Segment Start: ENTRIES SUPPLIED
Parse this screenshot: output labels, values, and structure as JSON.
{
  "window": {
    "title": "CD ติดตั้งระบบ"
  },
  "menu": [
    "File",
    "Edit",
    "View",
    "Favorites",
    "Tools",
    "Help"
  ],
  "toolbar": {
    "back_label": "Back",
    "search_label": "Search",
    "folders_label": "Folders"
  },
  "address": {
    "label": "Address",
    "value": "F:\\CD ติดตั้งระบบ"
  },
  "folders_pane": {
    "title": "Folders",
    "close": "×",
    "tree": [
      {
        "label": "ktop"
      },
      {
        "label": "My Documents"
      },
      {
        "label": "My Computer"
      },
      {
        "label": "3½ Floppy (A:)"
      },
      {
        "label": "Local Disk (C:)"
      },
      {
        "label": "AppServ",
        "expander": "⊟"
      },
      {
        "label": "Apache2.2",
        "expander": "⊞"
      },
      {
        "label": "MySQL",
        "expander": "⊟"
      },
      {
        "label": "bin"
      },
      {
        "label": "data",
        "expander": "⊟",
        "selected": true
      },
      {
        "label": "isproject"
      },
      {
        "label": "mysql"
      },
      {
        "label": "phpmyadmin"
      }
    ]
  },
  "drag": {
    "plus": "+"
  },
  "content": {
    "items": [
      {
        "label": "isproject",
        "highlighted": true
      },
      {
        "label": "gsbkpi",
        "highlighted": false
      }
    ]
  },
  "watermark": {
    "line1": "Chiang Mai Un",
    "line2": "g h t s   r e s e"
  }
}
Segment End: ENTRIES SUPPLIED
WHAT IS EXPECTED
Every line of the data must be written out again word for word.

EXERCISE RESULT
Parse this screenshot: output labels, values, and structure as JSON.
{
  "window": {
    "title": "CD ติดตั้งระบบ"
  },
  "menu": [
    "File",
    "Edit",
    "View",
    "Favorites",
    "Tools",
    "Help"
  ],
  "toolbar": {
    "back_label": "Back",
    "search_label": "Search",
    "folders_label": "Folders"
  },
  "address": {
    "label": "Address",
    "value": "F:\\CD ติดตั้งระบบ"
  },
  "folders_pane": {
    "title": "Folders",
    "close": "×",
    "tree": [
      {
        "label": "ktop"
      },
      {
        "label": "My Documents"
      },
      {
        "label": "My Computer"
      },
      {
        "label": "3½ Floppy (A:)"
      },
      {
        "label": "Local Disk (C:)"
      },
      {
        "label": "AppServ",
        "expander": "⊟"
      },
      {
        "label": "Apache2.2",
        "expander": "⊞"
      },
      {
        "label": "MySQL",
        "expander": "⊟"
      },
      {
        "label": "bin"
      },
      {
        "label": "data",
        "expander": "⊟",
        "selected": true
      },
      {
        "label": "isproject"
      },
      {
        "label": "mysql"
      },
      {
        "label": "phpmyadmin"
      }
    ]
  },
  "drag": {
    "plus": "+"
  },
  "content": {
    "items": [
      {
        "label": "isproject",
        "highlighted": true
      },
      {
        "label": "gsbkpi",
        "highlighted": false
      }
    ]
  },
  "watermark": {
    "line1": "Chiang Mai Un",
    "line2": "g h t s   r e s e"
  }
}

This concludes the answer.